Secondly, as we are at present experiencing, there is a more substantial problem. These Arab countries are able to provide this level of benefit because the focus is on their resident citizens who are comparatively small in number. They have various levels of citizenship and the citizenship rules are usually very restrictive. By the present Kuwaiti 1959 nationality law, if your father is a Kuwaiti you will get citizenship, otherwise one could apply for citizenship if one is legal resident for 20+ years (non-Arab), or 15+ years (Arab), you have made a significant contribution to Kuwait, your family was in Kuwait before 1965, you have been married to a Kuwaiti man for 15+ years, your mother is Kuwaiti and your father is either a POW, deceased, or divorced. You must also satisfy all three of the following conditions: know Arabic, have legal work and not committed a crime, be a Muslim, or convert to Islam for 5 years. When you get citizenship your nationality papers tell what level of citizenship you have, dual citizenship is not tolerated and only citizens could vote and only those at the top level citizenship can be in parliament (https://www.ilo.org/dyn/natlex/docs/ELECTRONIC/83364 /91990/F734821664/ KWT83364.pdf).
In Guyana politicians, particularly those in the PPP are placing their domineering intentions and political survival above the welfare of their citizens living and working in the country. Citizenship is relatively easy to acquire and in order to facilitate manipulations on elections day, the PPP’s priority is to see that every Guyanese, living or dead, stays on the electoral list. Politicians have even set their sights upon exploiting foreigners – Venezuelans, Brazilians, Haitians, Indians, etc. – towards this end!
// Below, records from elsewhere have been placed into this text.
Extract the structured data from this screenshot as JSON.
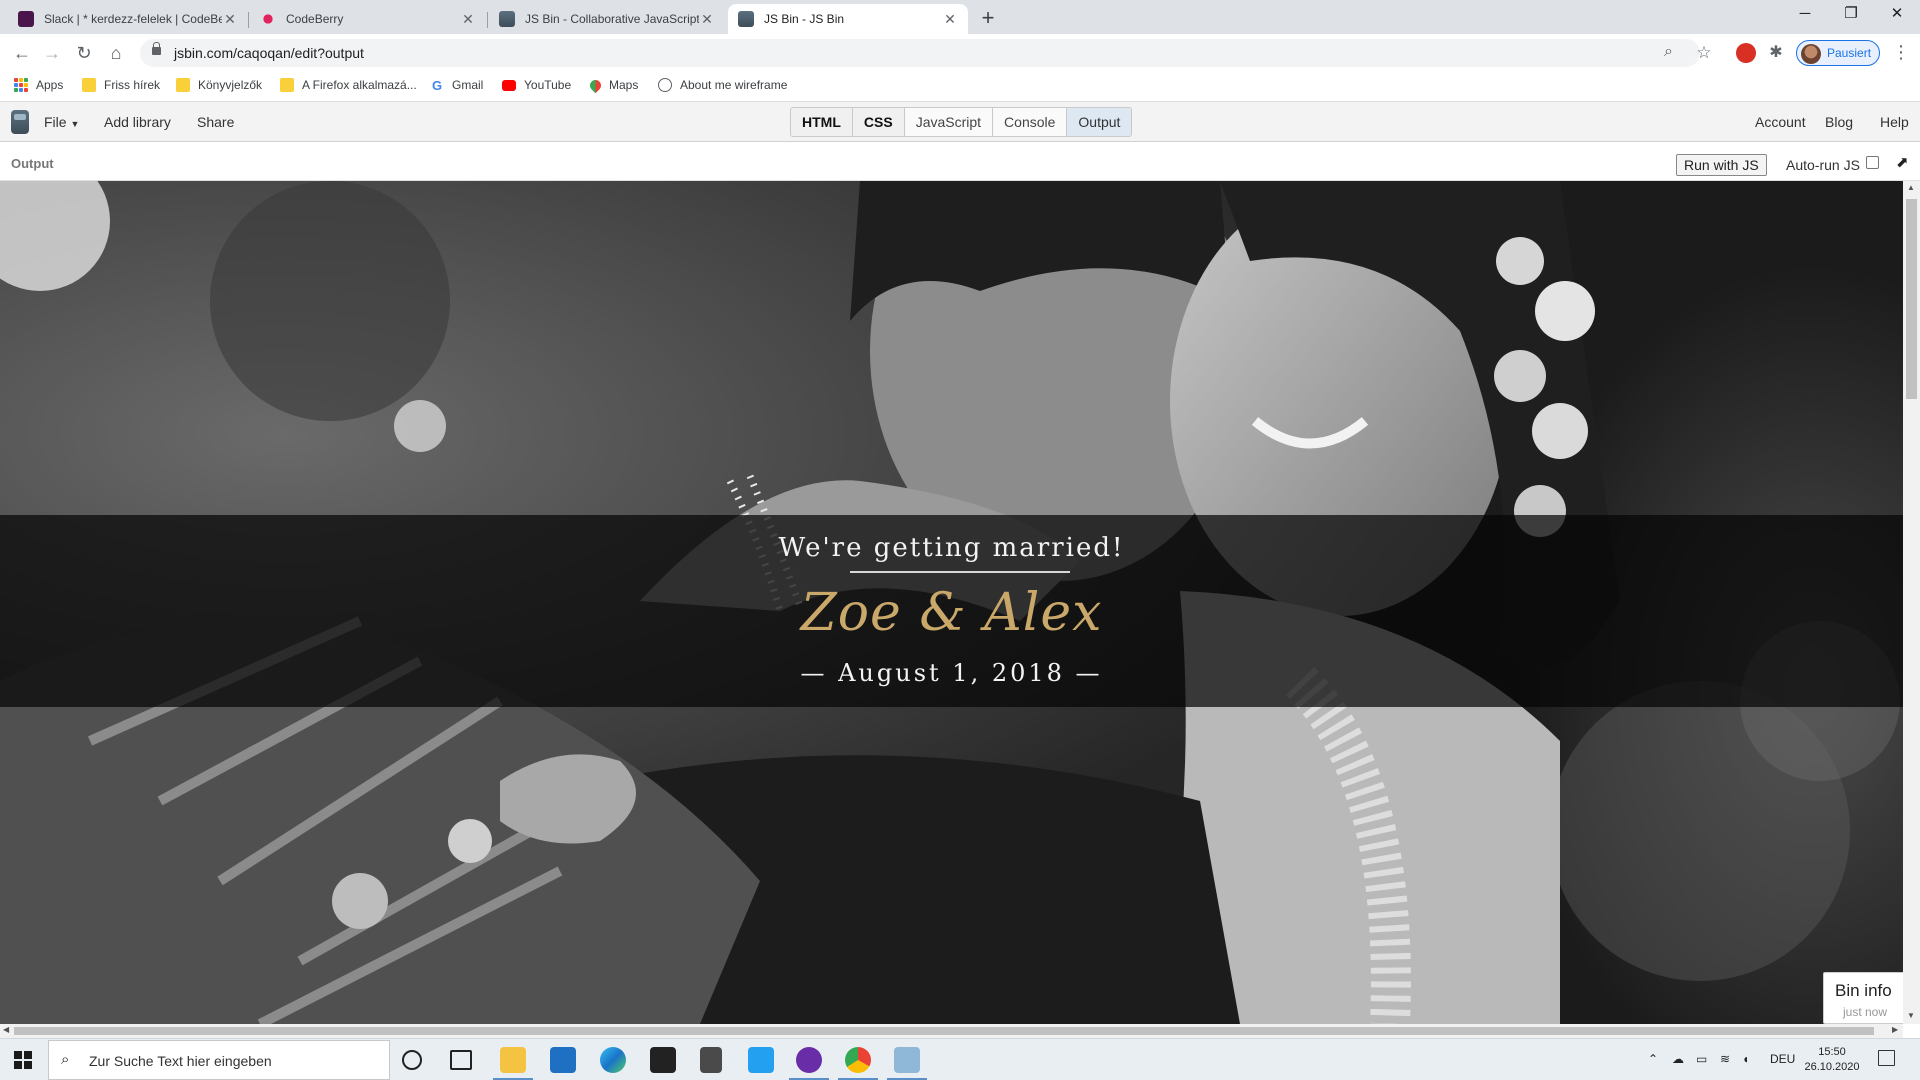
{
  "browser": {
    "tabs": [
      {
        "title": "Slack | * kerdezz-felelek | CodeBe",
        "favicon": "slack-icon",
        "active": false
      },
      {
        "title": "CodeBerry",
        "favicon": "codeberry-icon",
        "active": false
      },
      {
        "title": "JS Bin - Collaborative JavaScript D",
        "favicon": "jsbin-icon",
        "active": false
      },
      {
        "title": "JS Bin - JS Bin",
        "favicon": "jsbin-icon",
        "active": true
      }
    ],
    "url": "jsbin.com/caqoqan/edit?output",
    "profile_label": "Pausiert",
    "bookmarks": [
      {
        "label": "Apps",
        "icon": "apps-grid-icon"
      },
      {
        "label": "Friss hírek",
        "icon": "folder-icon"
      },
      {
        "label": "Könyvjelzők",
        "icon": "folder-icon"
      },
      {
        "label": "A Firefox alkalmazá...",
        "icon": "folder-icon"
      },
      {
        "label": "Gmail",
        "icon": "google-icon"
      },
      {
        "label": "YouTube",
        "icon": "youtube-icon"
      },
      {
        "label": "Maps",
        "icon": "maps-icon"
      },
      {
        "label": "About me wireframe",
        "icon": "globe-icon"
      }
    ]
  },
  "jsbin": {
    "menu": {
      "file": "File",
      "add_library": "Add library",
      "share": "Share"
    },
    "panels": [
      "HTML",
      "CSS",
      "JavaScript",
      "Console",
      "Output"
    ],
    "right_links": {
      "account": "Account",
      "blog": "Blog",
      "help": "Help"
    },
    "output_label": "Output",
    "run_button": "Run with JS",
    "autorun_label": "Auto-run JS",
    "bin_info": {
      "title": "Bin info",
      "time": "just now"
    }
  },
  "page": {
    "headline": "We're getting married!",
    "names": "Zoe & Alex",
    "date": "— August 1, 2018 —"
  },
  "taskbar": {
    "search_placeholder": "Zur Suche Text hier eingeben",
    "language": "DEU",
    "time": "15:50",
    "date": "26.10.2020"
  },
  "colors": {
    "accent_gold": "#c9a86a",
    "jsbin_output_tab": "#dde8f2",
    "chrome_blue": "#1a73e8"
  }
}
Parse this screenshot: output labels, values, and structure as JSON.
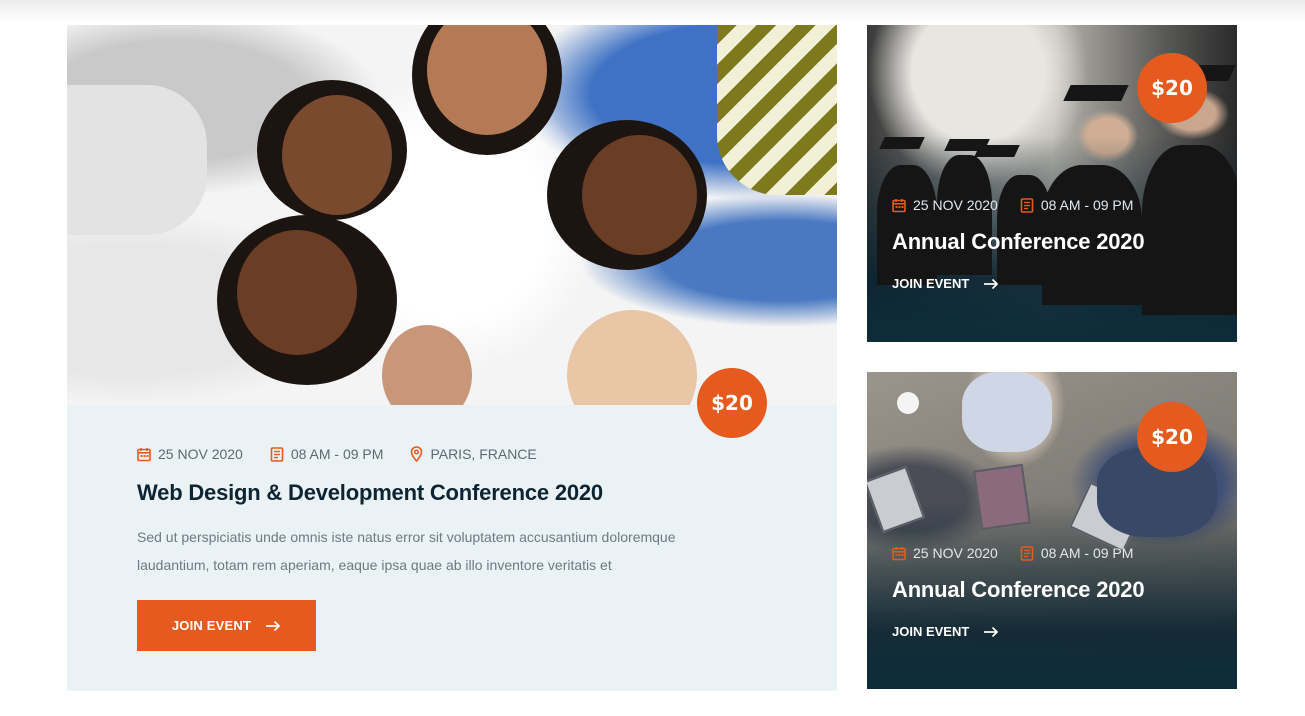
{
  "colors": {
    "accent": "#e55a1f",
    "heading": "#0e2433",
    "card_bg": "#eaf2f5",
    "overlay": "#0d2d3b"
  },
  "featured": {
    "price": "$20",
    "date": "25 NOV 2020",
    "time": "08 AM - 09 PM",
    "location": "PARIS, FRANCE",
    "title": "Web Design & Development Conference 2020",
    "description": "Sed ut perspiciatis unde omnis iste natus error sit voluptatem accusantium doloremque laudantium, totam rem aperiam, eaque ipsa quae ab illo inventore veritatis et",
    "button_label": "Join Event",
    "icons": {
      "date": "calendar-icon",
      "time": "clock-book-icon",
      "location": "map-pin-icon",
      "button": "arrow-right-icon"
    }
  },
  "side_events": [
    {
      "price": "$20",
      "date": "25 NOV 2020",
      "time": "08 AM - 09 PM",
      "title": "Annual Conference 2020",
      "link_label": "JOIN EVENT"
    },
    {
      "price": "$20",
      "date": "25 NOV 2020",
      "time": "08 AM - 09 PM",
      "title": "Annual Conference 2020",
      "link_label": "JOIN EVENT"
    }
  ]
}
Hoping to cover its domineering intentions, at least in the minds of the uninformed, the PPP is haranguing Guyanese about what the constitution, law and courts have determined as if the people are the slaves rather that the makers of these institutions. Switzerland is one of the best countries in the world in which to live and last week I suggested that arguably it is the most democratic. This is partly so because it regularly upgrades its constitution and laws to suit the needs of its citizens, doing so ten times between 2002 and 2014.
What this mouthing of the PPP suggests is that it has no intention to co-operate in improving the levels of inclusiveness, equitability and self-government that are central features of a modern democratic state, and thus nothing less than a significant political battle will change the highly autocratic manner in which Guyana is governed.